--- START ---
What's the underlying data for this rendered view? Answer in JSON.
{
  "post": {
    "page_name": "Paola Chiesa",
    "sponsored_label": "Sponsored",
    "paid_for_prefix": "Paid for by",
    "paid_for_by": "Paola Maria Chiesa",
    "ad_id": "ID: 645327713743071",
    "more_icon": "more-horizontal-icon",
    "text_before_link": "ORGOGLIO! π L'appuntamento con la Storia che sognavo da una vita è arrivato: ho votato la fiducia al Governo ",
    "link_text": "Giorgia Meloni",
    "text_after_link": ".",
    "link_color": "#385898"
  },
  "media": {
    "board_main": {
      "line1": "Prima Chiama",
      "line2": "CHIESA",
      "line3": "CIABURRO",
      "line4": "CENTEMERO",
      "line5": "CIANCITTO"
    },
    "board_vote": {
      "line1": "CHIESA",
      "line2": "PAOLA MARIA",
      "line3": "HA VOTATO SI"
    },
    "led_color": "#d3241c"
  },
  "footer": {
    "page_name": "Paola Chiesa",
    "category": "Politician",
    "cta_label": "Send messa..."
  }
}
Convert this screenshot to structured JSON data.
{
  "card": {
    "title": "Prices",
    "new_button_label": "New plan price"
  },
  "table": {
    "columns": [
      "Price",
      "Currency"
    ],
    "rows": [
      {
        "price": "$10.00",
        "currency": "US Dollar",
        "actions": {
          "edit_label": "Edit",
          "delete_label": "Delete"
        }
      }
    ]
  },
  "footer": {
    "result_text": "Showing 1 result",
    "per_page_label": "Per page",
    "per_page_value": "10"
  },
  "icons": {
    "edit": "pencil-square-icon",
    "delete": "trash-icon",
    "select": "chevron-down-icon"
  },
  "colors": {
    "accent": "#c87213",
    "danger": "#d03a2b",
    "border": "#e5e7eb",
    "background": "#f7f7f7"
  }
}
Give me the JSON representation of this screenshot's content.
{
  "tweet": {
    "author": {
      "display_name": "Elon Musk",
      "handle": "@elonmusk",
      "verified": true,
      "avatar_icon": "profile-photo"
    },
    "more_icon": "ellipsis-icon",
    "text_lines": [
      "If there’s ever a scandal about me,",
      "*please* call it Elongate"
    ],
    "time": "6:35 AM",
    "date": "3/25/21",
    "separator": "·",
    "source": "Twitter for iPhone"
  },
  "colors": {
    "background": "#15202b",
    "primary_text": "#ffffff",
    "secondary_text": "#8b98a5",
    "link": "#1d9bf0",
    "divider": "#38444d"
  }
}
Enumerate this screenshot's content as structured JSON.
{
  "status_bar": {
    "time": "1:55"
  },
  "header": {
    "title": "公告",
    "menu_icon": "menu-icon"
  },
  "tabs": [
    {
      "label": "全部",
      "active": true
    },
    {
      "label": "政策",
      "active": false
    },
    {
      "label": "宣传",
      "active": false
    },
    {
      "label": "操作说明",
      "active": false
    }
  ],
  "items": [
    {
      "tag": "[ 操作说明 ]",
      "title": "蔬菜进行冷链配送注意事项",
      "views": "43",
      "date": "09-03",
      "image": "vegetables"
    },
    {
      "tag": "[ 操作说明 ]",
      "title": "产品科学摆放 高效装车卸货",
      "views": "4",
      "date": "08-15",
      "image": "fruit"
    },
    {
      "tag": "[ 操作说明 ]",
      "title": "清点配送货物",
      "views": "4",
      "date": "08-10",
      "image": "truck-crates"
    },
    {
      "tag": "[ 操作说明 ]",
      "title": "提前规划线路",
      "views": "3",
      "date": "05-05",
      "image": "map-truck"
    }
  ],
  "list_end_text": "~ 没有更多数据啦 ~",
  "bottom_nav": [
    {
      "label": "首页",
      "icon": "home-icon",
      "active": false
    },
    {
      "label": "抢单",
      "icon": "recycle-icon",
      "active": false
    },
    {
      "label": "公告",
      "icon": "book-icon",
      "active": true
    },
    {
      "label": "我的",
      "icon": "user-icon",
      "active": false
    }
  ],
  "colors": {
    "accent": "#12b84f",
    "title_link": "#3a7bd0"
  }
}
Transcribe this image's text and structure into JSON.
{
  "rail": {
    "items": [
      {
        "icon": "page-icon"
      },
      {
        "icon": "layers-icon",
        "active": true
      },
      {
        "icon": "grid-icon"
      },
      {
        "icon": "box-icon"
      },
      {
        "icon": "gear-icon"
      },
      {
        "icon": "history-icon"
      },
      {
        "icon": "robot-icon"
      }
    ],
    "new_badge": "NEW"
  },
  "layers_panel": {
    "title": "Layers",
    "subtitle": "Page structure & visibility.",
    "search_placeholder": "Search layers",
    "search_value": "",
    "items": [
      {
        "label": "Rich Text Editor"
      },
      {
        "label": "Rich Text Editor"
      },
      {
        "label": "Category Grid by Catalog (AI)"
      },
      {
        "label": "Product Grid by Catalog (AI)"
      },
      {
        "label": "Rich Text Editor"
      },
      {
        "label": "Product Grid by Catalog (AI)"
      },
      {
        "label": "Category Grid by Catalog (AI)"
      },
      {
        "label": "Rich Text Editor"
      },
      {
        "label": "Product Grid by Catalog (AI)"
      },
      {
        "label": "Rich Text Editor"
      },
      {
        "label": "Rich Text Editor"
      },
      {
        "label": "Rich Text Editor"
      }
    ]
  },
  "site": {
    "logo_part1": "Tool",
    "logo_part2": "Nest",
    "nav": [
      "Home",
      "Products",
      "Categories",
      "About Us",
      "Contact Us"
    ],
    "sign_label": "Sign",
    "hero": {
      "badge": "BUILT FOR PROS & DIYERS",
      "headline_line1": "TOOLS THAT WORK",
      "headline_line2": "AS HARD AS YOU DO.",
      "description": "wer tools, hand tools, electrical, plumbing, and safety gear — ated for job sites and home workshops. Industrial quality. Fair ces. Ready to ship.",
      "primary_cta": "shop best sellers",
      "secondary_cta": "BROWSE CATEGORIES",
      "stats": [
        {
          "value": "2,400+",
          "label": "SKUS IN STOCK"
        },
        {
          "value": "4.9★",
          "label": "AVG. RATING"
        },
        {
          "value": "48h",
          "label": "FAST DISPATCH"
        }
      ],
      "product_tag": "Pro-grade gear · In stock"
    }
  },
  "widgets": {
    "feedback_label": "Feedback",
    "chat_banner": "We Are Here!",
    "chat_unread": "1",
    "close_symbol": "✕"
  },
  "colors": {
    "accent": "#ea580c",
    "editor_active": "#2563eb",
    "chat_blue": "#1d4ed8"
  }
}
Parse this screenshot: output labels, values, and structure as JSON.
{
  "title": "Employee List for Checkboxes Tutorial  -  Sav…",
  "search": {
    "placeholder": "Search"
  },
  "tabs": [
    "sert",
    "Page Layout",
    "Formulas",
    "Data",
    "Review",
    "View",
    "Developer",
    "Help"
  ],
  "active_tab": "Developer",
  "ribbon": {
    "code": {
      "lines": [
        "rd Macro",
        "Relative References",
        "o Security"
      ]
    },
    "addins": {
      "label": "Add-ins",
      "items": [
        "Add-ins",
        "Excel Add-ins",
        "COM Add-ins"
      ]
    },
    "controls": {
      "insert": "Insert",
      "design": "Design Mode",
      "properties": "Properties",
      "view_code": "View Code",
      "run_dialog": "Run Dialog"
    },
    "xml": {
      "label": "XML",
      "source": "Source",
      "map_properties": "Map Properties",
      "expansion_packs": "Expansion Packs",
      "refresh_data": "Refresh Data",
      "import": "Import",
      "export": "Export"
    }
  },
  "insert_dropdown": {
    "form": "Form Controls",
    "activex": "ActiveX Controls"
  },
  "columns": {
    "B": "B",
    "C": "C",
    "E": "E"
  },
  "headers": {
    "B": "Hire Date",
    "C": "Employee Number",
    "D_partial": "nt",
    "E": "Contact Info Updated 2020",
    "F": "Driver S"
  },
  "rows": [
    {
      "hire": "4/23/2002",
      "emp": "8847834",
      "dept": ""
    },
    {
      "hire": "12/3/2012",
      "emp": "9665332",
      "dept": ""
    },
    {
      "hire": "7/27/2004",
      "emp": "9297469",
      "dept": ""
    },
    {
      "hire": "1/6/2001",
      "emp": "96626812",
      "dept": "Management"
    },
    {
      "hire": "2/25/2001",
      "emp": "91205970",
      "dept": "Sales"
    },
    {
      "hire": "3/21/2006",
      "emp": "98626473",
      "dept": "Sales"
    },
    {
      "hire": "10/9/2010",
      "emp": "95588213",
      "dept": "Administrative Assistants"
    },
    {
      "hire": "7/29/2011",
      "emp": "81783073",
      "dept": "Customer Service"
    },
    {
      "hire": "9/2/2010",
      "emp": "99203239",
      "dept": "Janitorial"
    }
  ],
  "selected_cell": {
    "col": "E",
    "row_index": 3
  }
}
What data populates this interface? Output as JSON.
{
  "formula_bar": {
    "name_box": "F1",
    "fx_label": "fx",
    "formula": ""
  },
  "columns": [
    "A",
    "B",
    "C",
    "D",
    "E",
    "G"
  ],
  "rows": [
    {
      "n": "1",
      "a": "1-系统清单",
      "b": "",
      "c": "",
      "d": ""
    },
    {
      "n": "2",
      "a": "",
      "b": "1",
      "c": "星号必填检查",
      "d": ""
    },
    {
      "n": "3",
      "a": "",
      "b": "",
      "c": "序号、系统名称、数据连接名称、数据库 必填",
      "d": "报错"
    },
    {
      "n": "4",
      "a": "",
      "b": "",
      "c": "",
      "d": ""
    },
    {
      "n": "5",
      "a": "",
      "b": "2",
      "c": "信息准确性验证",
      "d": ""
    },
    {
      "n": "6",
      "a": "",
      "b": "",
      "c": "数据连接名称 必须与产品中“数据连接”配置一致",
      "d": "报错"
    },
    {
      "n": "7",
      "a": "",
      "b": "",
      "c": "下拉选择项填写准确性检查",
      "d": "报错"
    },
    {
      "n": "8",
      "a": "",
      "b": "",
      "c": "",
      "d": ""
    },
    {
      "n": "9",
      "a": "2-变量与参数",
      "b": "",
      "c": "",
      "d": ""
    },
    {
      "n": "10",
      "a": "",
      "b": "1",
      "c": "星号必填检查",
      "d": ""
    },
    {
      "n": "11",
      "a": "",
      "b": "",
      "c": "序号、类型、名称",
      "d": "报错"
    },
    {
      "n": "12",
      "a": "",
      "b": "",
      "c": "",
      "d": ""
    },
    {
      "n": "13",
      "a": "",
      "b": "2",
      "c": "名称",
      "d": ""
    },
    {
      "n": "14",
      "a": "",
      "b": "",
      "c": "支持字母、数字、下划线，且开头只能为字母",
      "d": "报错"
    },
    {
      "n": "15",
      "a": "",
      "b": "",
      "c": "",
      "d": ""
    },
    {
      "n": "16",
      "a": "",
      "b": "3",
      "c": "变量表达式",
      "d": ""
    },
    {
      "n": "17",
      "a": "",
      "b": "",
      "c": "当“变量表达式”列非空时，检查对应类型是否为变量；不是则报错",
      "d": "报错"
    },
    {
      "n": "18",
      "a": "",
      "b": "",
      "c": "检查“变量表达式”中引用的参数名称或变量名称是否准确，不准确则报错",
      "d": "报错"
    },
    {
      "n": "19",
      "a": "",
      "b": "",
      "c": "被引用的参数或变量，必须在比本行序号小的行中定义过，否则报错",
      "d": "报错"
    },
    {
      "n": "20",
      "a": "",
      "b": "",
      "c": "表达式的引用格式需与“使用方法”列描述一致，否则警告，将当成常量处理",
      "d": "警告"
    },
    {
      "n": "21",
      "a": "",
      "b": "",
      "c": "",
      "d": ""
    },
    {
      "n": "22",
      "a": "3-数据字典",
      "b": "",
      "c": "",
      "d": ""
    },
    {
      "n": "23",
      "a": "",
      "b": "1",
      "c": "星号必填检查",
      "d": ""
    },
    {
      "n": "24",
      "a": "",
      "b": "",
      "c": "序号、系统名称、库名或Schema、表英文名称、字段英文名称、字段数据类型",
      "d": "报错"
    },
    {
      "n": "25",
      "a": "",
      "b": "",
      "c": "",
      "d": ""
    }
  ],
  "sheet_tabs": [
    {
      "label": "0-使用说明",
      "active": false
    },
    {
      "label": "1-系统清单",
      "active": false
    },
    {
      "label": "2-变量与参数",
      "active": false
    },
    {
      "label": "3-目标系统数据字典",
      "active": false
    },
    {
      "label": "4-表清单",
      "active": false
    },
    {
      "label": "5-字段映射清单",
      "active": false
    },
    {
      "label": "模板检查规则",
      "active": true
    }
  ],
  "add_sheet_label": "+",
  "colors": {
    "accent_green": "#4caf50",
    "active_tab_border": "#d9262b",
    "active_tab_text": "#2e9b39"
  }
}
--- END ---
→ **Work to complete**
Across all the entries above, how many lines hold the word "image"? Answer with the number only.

→ **Worked solution**
5